Regardless of political affiliation, most business owners would agree that over the past several years, the volume and degree of influence exerted by the federal government over business has increased. More legislation and additional regulations have been produced by the last two Congress’ and have had a significant impact across many industries. As this legislation is crafted, lobbyists representing the interests of their clients provide research, recommendations and drafts of “model” legislation. If your interests aren’t represented in this process, chances are your business will suffer.
How does your company's industry compare?
The following industries increased their lobbying expenditures last year:
- Energy industry companies spent over $191 million in lobbying. Nearly one-third of this total consisted of lobbying expenditures from PG&E Corp. and ConocoPhillips.
- Securities industry companies spent over $100 million in lobbying.
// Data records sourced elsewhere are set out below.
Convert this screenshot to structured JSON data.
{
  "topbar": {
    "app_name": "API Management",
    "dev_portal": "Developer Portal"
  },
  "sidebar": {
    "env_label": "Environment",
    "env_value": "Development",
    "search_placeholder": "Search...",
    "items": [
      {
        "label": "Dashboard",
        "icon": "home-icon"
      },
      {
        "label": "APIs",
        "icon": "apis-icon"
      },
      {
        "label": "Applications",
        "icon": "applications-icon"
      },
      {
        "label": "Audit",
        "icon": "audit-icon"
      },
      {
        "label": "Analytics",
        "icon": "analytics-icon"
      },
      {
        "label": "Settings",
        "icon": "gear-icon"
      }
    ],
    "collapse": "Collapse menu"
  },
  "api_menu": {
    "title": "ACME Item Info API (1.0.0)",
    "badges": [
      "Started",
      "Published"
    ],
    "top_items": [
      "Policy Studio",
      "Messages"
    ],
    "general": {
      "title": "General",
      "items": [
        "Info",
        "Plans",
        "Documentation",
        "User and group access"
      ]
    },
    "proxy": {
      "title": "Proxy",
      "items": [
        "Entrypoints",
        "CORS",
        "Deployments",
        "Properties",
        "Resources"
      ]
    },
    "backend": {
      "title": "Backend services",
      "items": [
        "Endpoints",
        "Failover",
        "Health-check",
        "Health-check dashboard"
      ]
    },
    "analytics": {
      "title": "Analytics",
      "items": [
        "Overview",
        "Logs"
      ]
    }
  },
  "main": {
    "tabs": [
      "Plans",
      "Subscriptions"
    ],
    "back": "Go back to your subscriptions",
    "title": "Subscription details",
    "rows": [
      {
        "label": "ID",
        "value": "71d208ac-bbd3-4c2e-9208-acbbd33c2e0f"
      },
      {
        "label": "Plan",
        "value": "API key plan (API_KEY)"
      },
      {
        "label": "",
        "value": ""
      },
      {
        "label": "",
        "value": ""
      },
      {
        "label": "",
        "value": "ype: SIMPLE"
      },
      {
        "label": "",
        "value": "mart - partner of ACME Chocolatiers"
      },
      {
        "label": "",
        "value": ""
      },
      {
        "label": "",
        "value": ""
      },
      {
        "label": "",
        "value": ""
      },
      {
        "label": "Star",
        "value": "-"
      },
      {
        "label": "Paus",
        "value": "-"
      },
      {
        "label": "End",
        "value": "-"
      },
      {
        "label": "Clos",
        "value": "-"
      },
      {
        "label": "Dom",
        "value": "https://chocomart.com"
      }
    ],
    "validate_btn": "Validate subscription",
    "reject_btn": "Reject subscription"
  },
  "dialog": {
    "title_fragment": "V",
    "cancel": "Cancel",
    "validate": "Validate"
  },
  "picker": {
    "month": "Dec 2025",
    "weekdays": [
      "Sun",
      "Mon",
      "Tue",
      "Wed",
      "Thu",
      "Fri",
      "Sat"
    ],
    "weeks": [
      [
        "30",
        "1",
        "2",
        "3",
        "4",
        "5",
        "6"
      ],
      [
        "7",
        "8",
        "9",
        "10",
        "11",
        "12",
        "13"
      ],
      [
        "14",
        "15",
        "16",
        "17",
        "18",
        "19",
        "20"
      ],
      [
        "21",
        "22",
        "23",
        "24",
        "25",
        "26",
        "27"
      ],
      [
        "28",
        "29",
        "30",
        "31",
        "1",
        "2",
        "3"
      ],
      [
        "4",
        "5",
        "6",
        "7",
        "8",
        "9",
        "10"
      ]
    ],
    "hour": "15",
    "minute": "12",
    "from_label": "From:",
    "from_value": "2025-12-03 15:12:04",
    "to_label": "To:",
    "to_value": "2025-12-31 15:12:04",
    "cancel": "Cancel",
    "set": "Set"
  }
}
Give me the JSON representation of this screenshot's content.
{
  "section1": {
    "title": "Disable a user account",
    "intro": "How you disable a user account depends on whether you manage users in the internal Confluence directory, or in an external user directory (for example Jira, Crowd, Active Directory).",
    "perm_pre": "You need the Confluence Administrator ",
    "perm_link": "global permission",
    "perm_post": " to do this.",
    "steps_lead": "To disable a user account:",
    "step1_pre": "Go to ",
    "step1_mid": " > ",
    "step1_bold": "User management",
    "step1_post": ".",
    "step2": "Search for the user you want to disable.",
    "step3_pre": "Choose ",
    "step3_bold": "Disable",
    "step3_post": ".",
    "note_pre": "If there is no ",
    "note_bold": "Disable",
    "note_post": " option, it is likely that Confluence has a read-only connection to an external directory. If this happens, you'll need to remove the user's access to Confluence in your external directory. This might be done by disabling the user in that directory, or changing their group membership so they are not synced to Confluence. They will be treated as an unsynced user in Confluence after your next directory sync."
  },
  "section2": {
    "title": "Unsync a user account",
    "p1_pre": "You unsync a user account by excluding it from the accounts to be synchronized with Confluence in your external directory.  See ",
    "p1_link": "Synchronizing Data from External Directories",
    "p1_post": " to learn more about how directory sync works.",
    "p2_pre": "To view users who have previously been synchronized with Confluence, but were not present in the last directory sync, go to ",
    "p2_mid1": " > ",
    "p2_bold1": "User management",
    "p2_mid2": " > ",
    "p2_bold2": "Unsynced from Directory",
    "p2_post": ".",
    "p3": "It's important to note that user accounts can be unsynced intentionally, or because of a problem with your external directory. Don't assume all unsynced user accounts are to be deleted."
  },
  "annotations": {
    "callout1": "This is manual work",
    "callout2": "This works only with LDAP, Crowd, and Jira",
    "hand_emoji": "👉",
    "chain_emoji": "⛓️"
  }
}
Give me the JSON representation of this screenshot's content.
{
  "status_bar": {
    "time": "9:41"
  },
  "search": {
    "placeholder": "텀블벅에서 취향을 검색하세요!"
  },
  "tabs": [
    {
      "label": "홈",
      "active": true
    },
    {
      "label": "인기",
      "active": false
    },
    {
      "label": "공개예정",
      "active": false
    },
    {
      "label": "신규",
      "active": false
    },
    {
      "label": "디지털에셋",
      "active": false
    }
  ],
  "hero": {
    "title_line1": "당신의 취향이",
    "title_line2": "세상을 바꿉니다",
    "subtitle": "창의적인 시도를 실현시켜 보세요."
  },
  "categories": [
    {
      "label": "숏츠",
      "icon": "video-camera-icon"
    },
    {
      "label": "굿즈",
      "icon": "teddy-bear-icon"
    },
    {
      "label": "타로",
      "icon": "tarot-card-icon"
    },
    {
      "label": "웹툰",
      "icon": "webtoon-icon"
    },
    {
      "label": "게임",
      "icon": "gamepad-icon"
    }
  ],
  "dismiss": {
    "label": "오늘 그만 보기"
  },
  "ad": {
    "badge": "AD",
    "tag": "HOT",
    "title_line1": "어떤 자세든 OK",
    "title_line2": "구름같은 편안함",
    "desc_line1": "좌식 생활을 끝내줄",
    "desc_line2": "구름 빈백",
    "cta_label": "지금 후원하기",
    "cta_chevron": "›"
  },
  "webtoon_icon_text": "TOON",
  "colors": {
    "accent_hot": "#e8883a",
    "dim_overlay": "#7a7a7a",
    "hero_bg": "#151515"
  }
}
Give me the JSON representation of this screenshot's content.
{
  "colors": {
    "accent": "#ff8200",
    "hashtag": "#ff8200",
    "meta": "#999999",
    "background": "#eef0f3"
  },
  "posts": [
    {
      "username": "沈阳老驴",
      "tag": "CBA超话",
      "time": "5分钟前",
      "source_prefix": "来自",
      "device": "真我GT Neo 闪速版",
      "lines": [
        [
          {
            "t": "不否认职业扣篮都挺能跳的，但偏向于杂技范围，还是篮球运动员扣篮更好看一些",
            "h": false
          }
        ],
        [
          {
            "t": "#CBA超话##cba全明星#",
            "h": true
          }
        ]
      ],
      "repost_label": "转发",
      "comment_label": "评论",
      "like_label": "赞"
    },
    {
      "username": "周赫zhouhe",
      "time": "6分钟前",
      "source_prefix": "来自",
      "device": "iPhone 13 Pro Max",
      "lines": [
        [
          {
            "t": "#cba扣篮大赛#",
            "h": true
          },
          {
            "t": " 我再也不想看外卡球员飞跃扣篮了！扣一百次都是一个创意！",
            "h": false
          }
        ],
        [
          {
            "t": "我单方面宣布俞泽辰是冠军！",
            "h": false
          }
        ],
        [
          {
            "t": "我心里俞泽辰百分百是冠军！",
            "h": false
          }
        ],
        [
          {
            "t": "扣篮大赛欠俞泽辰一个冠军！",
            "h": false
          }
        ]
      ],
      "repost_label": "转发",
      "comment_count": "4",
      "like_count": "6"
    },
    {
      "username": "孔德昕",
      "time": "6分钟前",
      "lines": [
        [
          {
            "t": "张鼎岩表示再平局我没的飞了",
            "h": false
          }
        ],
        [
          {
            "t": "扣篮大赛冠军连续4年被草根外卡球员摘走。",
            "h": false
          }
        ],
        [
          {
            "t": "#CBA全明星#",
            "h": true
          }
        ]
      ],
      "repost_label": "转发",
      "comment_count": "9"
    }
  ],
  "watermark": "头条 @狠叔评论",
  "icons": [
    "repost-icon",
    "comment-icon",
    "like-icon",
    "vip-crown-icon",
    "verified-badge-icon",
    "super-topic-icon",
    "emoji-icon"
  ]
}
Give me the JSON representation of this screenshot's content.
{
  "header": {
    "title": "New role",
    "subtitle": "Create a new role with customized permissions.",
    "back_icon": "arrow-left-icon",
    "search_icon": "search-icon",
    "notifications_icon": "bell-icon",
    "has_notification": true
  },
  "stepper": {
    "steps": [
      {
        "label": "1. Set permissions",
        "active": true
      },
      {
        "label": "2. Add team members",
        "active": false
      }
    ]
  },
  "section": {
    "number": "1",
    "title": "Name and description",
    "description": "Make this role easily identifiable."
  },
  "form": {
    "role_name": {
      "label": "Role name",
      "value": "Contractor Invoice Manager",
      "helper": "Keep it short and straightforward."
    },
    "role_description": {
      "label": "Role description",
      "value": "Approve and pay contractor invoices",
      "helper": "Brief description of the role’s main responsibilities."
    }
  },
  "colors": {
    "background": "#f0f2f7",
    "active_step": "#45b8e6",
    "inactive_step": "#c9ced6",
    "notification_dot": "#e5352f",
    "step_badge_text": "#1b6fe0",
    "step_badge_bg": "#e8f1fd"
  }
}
- Air transportation industry companies spent $88 million in lobbying. Thirty percent of this total came from one company: FedEx.
- Defense industry companies spent over $59 million in lobbying. Over 80 percent of this total came from just three companies: Boeing Co., Northrop Grumman and United Technologies.
If your interests are directly aligned with the “heavyweights” in each industry, then you could consider them champions for your cause. But if you consider them to be well-entrenched competitors or think they have interests that oppose your company's, legislation that impacts your business is being heavily influenced by them.
What about small businesses?
There has recently been a series of articles in different media outlets questioning the effectiveness of some small business lobbying organizations to promote the interests of small business owners. This, however, should not be confused with questioning whether or not lobbying is important. It is. But it’s a matter of executing it correctly. Frankly, small business owners have not fared well over the past several years. Despite several important pieces of legislation that include “small business” in the title, tangible results on a large scale have yet to materialize.
What small businesses need is more lobbying, not less.